Some authors and scholars, like Professor Dennis Kay, propose that there may have been another reason for associating Shakespeare with the 23rd and Saint George. Kay suggests,
If Shakespeare was indeed born on Sunday, April 23, the next feast day would have been St. Mark’s Day on Tuesday the twenty-fifth…St. Mark’s Day was still held to be unlucky, as it had been before the Reformation, when altars and crucifixes used to be draped in black cloth, and when some claimed to see in the churchyard the spirits of those doomed to die that year. (Shakespeare 54)
But what of birthdays in Shakespeare’s time? In early Christian traditions, the idea of celebrating one’s actual day of birth was reviled, due mostly to the extraordinary extravagance and self-indulgence associated with birthdays in pagan Roman traditions. (On a side note, the idea of raucous parties and noisy toys on birthdays is a vestige of pagan tradition born of the belief that evil spirits would visit on the anniversary of birth. The noise and crowds would scare them away.) In place of these celebrations, Christians instead celebrated “name days,” that is, the feast day associated with the saint whose day falls closest to one’s birthday. In fact, in some strict Orthodox traditions, name days are still preferred.
During the English Renaissance, when religious traditions were still in upheaval, thanks mostly due to the in-fighting between Anglican, Puritan, and Catholic powers, many common folk still embraced the idea of the traditional “name day.” For one thing, it certainly made naming one’s child easier as many children were simply named for the saint whose feast day fell closest to their birth. It also made remembering such dates much easier. And hey, celebrations were built in! However, celebrating birthdays or christening days became extremely popular with the noble classes during the Renaissance in England, especially among royalty. In fact, Chaucer makes note of King Cambuskan’s birthday celebration in “The Squire’s Tale” in his famous Canterbury Tales.
Shakespeare, if he celebrated his birth at all, would probably have been more prone to the tradition of the “name day.” Though he was baptized by a Protestant, his mother was from a long line of Roman Catholics, and his older sister, Joan, was baptized in the same parish by a Catholic priest. Again, religion was a constant source of upheaval and danger throughout England for those on all sides. More than likely, Shakespeare wouldn’t have given a hoot for his birthday, especially since he seems to have been a shrewd businessman and would have cared more for his investments in the Lord Chamberlain’s Men, later the King’s Men, as well as Blackfriars Theatre and the Globe.

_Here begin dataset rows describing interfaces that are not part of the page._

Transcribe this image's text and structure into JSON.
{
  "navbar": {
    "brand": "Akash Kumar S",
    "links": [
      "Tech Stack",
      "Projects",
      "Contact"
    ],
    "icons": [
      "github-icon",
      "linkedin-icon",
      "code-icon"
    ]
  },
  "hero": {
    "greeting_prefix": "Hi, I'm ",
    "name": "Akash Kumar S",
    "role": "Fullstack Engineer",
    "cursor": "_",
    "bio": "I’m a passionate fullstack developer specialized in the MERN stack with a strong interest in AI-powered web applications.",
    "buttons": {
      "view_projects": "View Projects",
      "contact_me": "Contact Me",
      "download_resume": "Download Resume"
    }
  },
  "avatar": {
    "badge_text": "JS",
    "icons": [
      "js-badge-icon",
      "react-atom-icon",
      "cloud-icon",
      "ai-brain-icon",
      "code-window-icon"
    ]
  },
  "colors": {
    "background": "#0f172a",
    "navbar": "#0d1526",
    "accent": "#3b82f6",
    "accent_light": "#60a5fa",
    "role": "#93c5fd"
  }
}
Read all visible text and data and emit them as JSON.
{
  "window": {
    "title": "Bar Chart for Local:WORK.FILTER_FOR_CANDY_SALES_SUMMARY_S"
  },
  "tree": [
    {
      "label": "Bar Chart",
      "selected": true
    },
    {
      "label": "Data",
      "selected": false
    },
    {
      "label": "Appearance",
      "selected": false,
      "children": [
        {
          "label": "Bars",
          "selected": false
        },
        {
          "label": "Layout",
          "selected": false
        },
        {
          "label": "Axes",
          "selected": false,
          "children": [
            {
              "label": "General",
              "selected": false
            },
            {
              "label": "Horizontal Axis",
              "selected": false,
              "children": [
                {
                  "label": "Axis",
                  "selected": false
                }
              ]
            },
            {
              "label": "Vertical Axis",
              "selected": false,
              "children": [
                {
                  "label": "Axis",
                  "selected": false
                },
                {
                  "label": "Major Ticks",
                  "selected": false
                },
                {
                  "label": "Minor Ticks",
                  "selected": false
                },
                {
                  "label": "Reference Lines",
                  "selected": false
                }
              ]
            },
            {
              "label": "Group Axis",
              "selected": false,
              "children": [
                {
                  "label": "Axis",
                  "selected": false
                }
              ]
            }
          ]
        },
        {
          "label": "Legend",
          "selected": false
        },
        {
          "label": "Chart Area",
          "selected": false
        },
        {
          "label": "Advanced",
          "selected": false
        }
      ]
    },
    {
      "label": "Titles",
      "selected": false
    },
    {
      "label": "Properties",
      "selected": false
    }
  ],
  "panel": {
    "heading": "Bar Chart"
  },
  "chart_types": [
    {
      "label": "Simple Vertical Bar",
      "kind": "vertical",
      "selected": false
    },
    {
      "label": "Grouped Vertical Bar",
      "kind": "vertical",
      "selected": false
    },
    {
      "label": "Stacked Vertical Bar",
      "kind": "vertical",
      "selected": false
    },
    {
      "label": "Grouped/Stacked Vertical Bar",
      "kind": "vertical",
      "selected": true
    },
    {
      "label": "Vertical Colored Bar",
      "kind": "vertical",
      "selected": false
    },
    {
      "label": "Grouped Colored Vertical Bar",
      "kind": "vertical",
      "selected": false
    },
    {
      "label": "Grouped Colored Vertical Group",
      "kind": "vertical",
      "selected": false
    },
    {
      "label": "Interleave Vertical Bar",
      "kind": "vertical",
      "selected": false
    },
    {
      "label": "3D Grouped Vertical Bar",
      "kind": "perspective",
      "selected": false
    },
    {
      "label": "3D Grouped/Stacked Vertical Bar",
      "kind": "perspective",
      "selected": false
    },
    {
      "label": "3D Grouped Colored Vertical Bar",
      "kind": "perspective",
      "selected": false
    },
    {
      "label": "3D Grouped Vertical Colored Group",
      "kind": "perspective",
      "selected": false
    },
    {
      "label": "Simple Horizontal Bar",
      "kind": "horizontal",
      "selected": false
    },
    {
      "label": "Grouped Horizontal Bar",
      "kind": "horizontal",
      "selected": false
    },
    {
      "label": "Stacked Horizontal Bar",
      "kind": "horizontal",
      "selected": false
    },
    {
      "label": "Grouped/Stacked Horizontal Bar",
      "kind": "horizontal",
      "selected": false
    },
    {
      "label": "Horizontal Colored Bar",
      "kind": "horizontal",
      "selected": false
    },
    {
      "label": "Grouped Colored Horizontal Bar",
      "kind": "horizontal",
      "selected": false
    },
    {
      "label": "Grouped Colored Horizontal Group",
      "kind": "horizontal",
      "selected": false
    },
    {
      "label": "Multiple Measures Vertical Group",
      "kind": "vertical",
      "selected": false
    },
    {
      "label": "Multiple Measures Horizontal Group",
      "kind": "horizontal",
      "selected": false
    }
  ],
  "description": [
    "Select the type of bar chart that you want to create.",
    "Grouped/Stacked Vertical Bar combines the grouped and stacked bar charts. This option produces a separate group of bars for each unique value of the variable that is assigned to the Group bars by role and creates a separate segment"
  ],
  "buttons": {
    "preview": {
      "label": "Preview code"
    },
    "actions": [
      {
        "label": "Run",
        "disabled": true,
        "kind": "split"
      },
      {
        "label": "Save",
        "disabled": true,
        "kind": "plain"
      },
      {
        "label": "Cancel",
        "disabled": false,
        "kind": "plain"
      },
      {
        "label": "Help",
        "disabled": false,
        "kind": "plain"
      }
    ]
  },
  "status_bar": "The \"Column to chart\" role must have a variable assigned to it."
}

Yet, Shakespeare fanatics like me truly enjoy celebrating his birthday simply because we love him. We have readings, throw theme parties, have dress parades, bake traditional Renaissance sweets or even modern goodies, anything to celebrate the Bard and his glory. Somehow, I don’t think Shakespeare would mind the hoopla. After all, if any author ever had a sense of humor, it was Shakespeare. His mind invented not only some of the greatest tragedies in the English language, but some of the most riotous and side-aching comedies, not to mention the character of Falstaff, who speaks for himself: “To the latter end of a fray, and the beginning of a feast, / Fits a dull fighter, and a keen guest” (King Henry IV Part 1 4.2.78-79).
Happy 448, Willy!